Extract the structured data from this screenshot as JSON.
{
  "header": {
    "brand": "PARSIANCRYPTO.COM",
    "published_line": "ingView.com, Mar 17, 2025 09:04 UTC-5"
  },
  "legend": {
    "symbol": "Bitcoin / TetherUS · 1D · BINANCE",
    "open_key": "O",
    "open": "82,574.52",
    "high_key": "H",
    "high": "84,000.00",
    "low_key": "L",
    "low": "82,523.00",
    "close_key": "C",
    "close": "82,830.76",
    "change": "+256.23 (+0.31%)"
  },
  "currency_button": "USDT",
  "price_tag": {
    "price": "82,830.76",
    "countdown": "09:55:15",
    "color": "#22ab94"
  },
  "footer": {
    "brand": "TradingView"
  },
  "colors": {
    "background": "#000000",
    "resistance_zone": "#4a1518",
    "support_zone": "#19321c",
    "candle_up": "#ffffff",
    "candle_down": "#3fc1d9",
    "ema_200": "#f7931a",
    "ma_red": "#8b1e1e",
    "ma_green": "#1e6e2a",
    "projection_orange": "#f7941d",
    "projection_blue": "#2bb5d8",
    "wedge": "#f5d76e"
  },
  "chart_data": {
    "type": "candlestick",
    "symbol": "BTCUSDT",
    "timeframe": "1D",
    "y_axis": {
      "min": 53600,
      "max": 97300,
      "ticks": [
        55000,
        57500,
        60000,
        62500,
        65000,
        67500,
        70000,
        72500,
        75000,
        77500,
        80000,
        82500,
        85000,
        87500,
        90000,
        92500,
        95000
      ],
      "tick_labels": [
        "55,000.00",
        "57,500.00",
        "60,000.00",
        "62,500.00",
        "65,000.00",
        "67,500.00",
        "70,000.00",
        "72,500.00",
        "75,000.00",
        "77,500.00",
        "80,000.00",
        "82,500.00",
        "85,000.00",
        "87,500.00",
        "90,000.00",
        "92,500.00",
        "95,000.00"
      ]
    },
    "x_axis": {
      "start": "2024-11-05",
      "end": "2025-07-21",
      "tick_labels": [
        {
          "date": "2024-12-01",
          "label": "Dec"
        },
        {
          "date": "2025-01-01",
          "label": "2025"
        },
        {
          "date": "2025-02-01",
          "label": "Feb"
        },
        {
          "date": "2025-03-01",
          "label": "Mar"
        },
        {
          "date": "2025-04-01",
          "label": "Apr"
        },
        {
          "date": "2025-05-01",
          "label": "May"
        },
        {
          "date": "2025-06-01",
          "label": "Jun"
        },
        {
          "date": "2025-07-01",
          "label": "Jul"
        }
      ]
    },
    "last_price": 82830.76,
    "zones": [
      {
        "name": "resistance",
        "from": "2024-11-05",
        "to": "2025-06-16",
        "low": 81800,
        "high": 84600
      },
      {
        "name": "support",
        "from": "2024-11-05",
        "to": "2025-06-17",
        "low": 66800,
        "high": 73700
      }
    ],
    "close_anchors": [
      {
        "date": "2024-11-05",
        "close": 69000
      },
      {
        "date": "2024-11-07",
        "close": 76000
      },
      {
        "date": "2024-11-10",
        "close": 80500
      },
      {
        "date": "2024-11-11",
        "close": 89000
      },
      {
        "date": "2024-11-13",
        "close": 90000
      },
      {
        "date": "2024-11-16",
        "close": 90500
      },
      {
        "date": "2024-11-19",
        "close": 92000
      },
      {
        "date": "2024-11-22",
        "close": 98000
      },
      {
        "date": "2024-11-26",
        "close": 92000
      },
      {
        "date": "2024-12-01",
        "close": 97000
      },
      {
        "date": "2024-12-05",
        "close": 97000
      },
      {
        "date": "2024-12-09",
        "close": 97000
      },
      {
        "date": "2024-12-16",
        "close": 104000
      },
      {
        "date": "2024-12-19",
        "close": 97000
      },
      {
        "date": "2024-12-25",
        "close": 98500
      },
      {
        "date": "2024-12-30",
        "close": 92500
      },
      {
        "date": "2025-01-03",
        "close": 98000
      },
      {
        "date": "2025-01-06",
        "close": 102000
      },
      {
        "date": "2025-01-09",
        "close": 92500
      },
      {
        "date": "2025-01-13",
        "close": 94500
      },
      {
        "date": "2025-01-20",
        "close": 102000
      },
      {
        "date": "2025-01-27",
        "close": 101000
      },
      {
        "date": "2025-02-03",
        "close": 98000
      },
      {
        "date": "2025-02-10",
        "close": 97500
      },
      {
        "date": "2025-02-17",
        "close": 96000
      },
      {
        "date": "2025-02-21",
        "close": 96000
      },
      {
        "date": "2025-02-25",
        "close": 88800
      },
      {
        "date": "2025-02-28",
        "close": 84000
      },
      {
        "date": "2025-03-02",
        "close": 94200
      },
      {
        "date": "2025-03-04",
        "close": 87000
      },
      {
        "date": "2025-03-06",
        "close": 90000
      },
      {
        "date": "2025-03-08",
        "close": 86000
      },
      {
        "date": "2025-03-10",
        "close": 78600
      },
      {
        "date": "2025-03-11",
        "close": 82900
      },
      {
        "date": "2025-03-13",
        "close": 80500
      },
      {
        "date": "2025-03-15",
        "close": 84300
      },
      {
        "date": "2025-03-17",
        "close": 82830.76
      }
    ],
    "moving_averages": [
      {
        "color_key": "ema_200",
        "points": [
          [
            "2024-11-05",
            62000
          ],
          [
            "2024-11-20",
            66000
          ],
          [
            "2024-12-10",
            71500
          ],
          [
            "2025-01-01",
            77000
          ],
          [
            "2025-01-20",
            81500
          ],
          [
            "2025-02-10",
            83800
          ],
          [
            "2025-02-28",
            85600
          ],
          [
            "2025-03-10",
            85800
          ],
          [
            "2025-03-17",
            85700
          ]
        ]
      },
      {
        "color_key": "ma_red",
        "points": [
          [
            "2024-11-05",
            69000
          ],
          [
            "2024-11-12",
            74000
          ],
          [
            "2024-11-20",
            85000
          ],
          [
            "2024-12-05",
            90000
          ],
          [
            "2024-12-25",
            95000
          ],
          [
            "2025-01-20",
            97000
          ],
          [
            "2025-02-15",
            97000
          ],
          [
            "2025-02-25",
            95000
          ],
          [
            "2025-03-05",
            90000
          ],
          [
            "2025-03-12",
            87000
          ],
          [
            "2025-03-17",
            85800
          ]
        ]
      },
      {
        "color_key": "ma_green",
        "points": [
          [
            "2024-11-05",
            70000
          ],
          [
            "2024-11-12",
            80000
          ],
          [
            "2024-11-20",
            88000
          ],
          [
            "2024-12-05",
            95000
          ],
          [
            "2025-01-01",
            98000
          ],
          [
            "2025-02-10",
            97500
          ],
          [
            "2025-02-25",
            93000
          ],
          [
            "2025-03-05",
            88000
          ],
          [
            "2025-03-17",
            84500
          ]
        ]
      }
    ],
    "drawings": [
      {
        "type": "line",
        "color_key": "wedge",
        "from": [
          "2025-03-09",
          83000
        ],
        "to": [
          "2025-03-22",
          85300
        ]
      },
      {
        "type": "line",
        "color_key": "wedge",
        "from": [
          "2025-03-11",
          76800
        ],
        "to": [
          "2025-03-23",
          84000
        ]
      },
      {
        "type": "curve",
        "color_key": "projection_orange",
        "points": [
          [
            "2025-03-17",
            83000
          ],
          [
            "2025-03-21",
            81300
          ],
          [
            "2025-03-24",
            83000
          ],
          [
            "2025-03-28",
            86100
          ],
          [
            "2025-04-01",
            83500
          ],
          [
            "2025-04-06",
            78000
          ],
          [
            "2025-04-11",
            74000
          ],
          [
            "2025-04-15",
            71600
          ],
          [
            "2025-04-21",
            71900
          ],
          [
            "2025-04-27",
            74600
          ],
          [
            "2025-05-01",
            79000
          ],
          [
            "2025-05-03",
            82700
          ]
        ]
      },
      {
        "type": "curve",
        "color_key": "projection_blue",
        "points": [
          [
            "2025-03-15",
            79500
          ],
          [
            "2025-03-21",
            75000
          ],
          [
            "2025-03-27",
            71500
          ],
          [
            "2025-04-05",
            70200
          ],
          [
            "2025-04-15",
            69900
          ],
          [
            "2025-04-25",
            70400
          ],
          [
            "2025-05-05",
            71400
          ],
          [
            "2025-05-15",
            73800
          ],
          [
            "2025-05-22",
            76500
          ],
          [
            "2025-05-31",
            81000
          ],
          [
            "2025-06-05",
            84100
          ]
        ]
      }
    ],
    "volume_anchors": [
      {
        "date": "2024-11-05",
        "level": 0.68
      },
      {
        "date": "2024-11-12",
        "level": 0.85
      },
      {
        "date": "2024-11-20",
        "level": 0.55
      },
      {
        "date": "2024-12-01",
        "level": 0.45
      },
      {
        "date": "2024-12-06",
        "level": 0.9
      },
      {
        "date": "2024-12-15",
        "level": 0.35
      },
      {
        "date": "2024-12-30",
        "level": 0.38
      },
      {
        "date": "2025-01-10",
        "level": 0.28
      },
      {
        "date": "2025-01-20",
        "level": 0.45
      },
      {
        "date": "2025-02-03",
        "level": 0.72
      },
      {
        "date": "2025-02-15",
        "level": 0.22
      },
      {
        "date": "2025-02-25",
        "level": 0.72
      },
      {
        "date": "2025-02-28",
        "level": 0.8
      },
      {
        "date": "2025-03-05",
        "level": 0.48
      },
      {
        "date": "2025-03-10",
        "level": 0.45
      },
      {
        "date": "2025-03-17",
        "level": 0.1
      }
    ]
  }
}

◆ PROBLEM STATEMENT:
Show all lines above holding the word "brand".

◆ TASK RESULT:
    "brand": "PARSIANCRYPTO.COM",
    "brand": "TradingView"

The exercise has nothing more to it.